- YOUR TASK: Find the string "volumenbezogen" in the material. Copy every line that has it.

******************************

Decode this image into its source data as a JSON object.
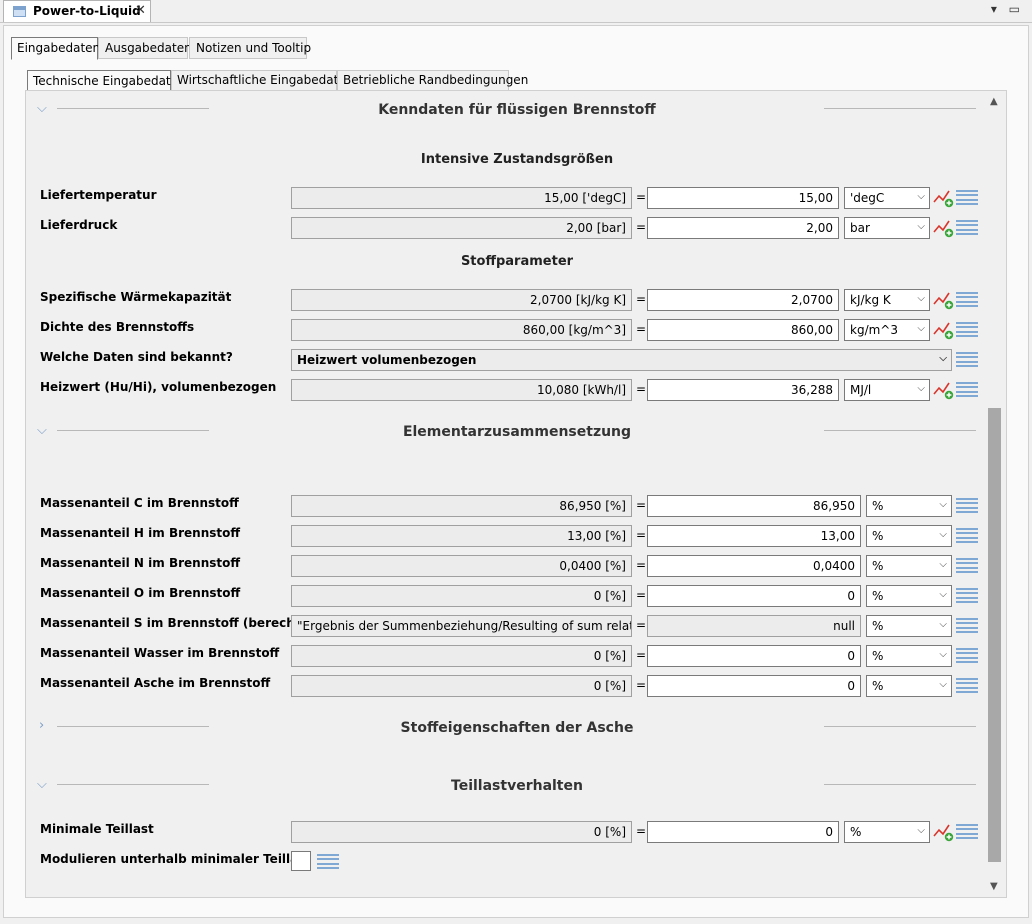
{
  "window": {
    "title": "Power-to-Liquid"
  },
  "tabs_level1": [
    "Eingabedaten",
    "Ausgabedaten",
    "Notizen und Tooltip"
  ],
  "tabs_level2": [
    "Technische Eingabedaten",
    "Wirtschaftliche Eingabedaten",
    "Betriebliche Randbedingungen"
  ],
  "sections": {
    "s1": "Kenndaten für flüssigen Brennstoff",
    "s1_sub1": "Intensive Zustandsgrößen",
    "s1_sub2": "Stoffparameter",
    "s2": "Elementarzusammensetzung",
    "s3": "Stoffeigenschaften der Asche",
    "s4": "Teillastverhalten"
  },
  "rows": {
    "liefertemperatur": {
      "label": "Liefertemperatur",
      "display": "15,00 ['degC]",
      "value": "15,00",
      "unit": "'degC"
    },
    "lieferdruck": {
      "label": "Lieferdruck",
      "display": "2,00 [bar]",
      "value": "2,00",
      "unit": "bar"
    },
    "waermekapazitaet": {
      "label": "Spezifische Wärmekapazität",
      "display": "2,0700 [kJ/kg K]",
      "value": "2,0700",
      "unit": "kJ/kg K"
    },
    "dichte": {
      "label": "Dichte des Brennstoffs",
      "display": "860,00 [kg/m^3]",
      "value": "860,00",
      "unit": "kg/m^3"
    },
    "daten": {
      "label": "Welche Daten sind bekannt?",
      "value": "Heizwert volumenbezogen"
    },
    "heizwert": {
      "label": "Heizwert (Hu/Hi), volumenbezogen",
      "display": "10,080 [kWh/l]",
      "value": "36,288",
      "unit": "MJ/l"
    },
    "anteil_c": {
      "label": "Massenanteil C im Brennstoff",
      "display": "86,950 [%]",
      "value": "86,950",
      "unit": "%"
    },
    "anteil_h": {
      "label": "Massenanteil H im Brennstoff",
      "display": "13,00 [%]",
      "value": "13,00",
      "unit": "%"
    },
    "anteil_n": {
      "label": "Massenanteil N im Brennstoff",
      "display": "0,0400 [%]",
      "value": "0,0400",
      "unit": "%"
    },
    "anteil_o": {
      "label": "Massenanteil O im Brennstoff",
      "display": "0 [%]",
      "value": "0",
      "unit": "%"
    },
    "anteil_s": {
      "label": "Massenanteil S im Brennstoff (berechnet)",
      "display": "\"Ergebnis der Summenbeziehung/Resulting of sum relation\" n",
      "value": "null",
      "unit": "%"
    },
    "anteil_wasser": {
      "label": "Massenanteil Wasser im Brennstoff",
      "display": "0 [%]",
      "value": "0",
      "unit": "%"
    },
    "anteil_asche": {
      "label": "Massenanteil Asche im Brennstoff",
      "display": "0 [%]",
      "value": "0",
      "unit": "%"
    },
    "min_teillast": {
      "label": "Minimale Teillast",
      "display": "0 [%]",
      "value": "0",
      "unit": "%"
    },
    "modulieren": {
      "label": "Modulieren unterhalb minimaler Teillast"
    }
  },
  "icons": {
    "trend": "trend-add-icon",
    "menu": "list-menu-icon",
    "expand": "chevron-icon"
  },
  "colors": {
    "accent": "#7fa8d4",
    "trend_red": "#d9352b",
    "trend_green": "#3aa53a"
  }
}
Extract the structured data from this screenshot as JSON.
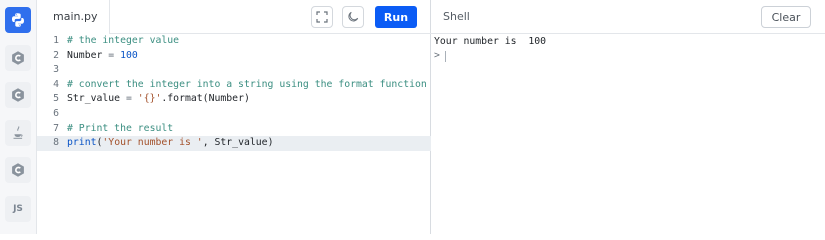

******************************

- SOLUTION FOR THIS PROBLEM:
      "value": "Heizwert volumenbezogen"
      "label": "Heizwert (Hu/Hi), volumenbezogen",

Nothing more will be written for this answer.